Concerns over Arm's sale to Nvidia 'unfounded', says UK's tech trade association
TechUK's Julian David believes it's more likely that Nvidia will move parts of its business to the UK
The comments dismiss growing concerns among MPs that the sale of Arm to Nvidia could see Arm’s holdings and many of its jobs move out of the UK.
Nvidia’s CEO Jensen Huang has previously said his company will look to invest in Arm’s HQ, proposing research centres and a supercomputer facility, however, many are still concerned that one of the country’s most valuable technology businesses is at risk.
Both MPs and industry experts have called on the UK government to intervene and put measures in place that will protect Arm’s business and its workers from potentially being lifted out of its base in Cambridge.
However, Julian David, CEO of tech trade association TechUK, said that Nvidia will rely on the expertise of the Cambridgeshire chip giant and that it’s more likely that Nvidia will move parts of its business to the UK to take advantage of local talent.
“They’re paying a big price for it, so why would they acquire it and shut it down? It's pretty clear, they haven't done that,” he explained, in an interview with IT Pro.
David argues that the deal will likely be similar to that of Google’s acquisition of DeepMind, the UK AI tech startup that was sold in 2014 but has largely remained a British-based operation.
“So often you see that the big international mission will actually move to the new location,” David said. “If we get too worried about this, I would say take a look at Israel, because the Israeli tech industry pretty much has a model of start and grow and sell. It doesn't take itself away from Israel and what you actually see if you go, is all the big international players, including the Asian ones, have all invested in Israel.”
That model is available to the UK, according to David, provided it remains an attractive place to invest and grow technology companies with a good supply of skills and innovation.
The comments follow news that Arm plans to use ‘firewalls’ to protect confidential customer data from its new parent company, effectively blocking any attempts to prematurely access information on Arm’s biggest clients.
In September, Nvidia offered to sign legally binding assurances that UK jobs would be safe following the takeover, in a bid to stave off mounting concerns.
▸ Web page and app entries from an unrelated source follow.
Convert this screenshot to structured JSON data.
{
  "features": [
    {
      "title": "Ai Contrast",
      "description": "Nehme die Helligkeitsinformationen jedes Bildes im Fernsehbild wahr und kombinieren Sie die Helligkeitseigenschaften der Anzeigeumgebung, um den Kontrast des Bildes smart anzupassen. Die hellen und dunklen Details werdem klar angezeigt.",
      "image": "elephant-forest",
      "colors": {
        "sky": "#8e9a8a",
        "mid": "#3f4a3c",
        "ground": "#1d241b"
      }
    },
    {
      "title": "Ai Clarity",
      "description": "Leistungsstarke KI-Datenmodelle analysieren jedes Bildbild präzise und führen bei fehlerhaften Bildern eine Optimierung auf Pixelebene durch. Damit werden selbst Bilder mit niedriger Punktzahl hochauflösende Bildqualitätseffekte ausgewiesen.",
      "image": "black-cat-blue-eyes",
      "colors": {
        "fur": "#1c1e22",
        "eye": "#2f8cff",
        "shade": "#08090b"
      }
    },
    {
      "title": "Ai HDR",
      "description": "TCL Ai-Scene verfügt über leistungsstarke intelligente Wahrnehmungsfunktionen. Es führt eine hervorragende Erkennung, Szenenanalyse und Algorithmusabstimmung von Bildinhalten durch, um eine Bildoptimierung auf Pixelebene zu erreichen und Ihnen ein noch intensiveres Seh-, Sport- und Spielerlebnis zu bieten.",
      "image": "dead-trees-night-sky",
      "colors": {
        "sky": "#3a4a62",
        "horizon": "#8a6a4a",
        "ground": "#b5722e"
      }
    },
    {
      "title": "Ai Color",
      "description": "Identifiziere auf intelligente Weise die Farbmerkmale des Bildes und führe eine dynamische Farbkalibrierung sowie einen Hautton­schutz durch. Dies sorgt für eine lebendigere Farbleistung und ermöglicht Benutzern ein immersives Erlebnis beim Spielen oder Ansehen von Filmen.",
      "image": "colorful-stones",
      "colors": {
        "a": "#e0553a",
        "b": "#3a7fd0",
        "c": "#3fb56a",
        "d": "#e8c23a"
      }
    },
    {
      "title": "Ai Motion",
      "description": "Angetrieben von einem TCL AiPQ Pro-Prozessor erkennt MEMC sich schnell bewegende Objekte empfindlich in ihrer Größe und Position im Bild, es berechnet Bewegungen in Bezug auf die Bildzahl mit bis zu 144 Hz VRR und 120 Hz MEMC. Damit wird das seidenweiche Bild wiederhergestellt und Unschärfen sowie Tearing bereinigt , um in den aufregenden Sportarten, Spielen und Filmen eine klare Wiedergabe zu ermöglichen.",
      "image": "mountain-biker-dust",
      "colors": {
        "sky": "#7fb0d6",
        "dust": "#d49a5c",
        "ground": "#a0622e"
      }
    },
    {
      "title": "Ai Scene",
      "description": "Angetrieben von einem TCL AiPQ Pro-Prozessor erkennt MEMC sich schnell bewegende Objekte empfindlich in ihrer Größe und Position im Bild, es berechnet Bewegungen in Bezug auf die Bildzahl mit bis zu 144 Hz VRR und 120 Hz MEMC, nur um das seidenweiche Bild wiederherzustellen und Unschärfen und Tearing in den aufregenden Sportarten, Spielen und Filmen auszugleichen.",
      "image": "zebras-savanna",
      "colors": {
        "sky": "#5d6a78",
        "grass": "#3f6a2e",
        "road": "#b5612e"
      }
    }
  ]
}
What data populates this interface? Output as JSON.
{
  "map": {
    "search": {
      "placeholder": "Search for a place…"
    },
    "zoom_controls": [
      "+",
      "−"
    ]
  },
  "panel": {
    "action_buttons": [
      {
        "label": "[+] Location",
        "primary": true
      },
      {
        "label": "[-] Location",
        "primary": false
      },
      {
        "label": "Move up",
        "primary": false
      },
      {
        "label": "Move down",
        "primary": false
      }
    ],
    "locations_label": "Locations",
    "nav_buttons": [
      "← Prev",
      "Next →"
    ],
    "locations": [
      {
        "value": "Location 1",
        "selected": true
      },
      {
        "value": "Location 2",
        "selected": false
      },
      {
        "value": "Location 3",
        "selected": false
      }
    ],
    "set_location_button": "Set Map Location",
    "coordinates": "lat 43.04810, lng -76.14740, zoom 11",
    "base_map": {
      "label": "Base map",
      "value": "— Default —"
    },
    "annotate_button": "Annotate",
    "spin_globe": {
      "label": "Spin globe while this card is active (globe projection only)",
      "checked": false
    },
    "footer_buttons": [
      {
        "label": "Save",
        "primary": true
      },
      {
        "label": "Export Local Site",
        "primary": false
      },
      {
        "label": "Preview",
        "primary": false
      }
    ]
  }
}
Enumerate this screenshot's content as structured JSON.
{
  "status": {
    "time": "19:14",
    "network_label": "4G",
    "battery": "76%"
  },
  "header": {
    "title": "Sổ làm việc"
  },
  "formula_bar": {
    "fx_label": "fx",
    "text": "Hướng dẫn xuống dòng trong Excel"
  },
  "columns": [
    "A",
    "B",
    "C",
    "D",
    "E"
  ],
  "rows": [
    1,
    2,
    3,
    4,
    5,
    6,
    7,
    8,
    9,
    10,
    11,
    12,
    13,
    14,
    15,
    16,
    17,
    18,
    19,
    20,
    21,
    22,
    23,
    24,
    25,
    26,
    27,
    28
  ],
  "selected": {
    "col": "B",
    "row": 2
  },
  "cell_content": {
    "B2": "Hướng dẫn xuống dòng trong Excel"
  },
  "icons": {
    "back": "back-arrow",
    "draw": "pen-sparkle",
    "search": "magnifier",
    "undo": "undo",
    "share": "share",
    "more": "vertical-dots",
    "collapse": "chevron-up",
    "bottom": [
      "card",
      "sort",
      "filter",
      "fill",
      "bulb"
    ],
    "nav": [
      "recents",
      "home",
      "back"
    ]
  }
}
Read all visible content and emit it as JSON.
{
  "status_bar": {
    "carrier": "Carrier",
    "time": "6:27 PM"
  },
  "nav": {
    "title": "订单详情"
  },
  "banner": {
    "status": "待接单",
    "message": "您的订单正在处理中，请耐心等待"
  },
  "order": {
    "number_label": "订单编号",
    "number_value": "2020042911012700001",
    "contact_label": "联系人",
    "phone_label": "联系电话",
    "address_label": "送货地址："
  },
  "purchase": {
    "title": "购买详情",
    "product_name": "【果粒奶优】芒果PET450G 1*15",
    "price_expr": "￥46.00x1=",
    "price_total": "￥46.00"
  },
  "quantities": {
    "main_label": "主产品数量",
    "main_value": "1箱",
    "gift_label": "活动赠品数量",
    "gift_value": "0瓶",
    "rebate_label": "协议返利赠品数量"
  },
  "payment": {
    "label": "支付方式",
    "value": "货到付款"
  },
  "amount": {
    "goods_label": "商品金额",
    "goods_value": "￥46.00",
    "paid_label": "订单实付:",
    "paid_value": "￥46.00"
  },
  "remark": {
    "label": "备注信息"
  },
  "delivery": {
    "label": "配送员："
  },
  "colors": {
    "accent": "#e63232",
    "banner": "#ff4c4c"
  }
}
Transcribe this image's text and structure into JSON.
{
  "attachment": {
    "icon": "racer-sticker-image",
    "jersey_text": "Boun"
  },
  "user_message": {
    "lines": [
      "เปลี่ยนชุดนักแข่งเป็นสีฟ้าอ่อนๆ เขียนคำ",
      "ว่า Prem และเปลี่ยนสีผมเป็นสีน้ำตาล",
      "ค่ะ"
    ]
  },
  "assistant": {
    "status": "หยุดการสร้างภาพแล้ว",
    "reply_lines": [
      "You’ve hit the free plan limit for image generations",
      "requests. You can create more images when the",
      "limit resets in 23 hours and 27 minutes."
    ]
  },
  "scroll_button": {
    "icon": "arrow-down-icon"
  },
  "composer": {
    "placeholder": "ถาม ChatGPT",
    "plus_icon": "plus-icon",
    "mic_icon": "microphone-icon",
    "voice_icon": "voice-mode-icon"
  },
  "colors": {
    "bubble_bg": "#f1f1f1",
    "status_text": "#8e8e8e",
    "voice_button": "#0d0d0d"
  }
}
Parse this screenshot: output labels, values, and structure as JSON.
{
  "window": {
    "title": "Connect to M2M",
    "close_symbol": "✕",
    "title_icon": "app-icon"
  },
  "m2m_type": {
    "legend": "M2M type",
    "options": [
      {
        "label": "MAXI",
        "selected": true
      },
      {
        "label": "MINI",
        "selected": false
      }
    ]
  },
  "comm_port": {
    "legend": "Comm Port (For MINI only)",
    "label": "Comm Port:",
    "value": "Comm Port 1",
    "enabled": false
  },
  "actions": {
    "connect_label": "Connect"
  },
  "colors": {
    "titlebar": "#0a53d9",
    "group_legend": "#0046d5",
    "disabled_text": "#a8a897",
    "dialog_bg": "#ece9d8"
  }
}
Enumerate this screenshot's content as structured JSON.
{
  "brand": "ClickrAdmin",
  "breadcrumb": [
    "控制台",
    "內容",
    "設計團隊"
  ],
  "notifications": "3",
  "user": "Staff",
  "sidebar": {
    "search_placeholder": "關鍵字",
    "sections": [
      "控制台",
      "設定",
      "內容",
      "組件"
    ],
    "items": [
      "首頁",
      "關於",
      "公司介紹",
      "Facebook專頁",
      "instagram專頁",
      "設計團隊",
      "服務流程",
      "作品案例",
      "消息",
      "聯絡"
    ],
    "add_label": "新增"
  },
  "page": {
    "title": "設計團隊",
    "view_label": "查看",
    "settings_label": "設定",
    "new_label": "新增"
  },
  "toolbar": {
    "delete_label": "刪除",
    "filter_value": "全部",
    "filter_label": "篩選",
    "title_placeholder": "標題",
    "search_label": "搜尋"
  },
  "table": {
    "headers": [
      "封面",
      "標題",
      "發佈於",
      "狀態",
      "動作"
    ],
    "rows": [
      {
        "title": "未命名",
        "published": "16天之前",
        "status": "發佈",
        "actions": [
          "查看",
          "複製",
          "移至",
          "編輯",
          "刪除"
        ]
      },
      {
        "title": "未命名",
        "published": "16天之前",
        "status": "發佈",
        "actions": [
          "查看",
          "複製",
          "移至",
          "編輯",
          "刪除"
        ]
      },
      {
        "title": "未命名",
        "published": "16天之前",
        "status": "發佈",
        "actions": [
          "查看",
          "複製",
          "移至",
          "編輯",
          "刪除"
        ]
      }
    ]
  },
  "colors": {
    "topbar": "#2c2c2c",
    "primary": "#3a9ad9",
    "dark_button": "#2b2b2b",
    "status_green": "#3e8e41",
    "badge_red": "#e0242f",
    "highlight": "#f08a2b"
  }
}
Despite the offer of these assurances, the government remains under immense pressure to review the deal, particularly business secretary Alok Sharma.
In a letter to Sharma on Thursday, Darren Jones, the chair of the business select committee, asked for more details on the UK's efforts to investigate the deal, stating that a "series of concerns have been raised regarding the future of Arm in this country, of thousands of jobs in the UK, and its role in the UK technology industry".
"I hope that the secretary of state will be able to provide some clarity on these issues and offer some reassurance that every effort is being made to safeguard the success of Arm in the UK," added Jones, as reported by the Guardian.
UPDATE: This article originally stated that MPs had rejected assurances from Nvidia. This was inaccurate and the information has been changed to reflect this.
Four strategies for building a hybrid workplace that works
All indications are that the future of work is hybrid, if it's not here alreadyFree webinar
The digital marketer’s guide to contextual insights and trends
How to use contextual intelligence to uncover new insights and inform strategiesFree Download
Ransomware and Microsoft 365 for business
What you need to know about reducing ransomware riskFree Download
Building a modern strategy for analytics and machine learning success
Turning into business valueFree Download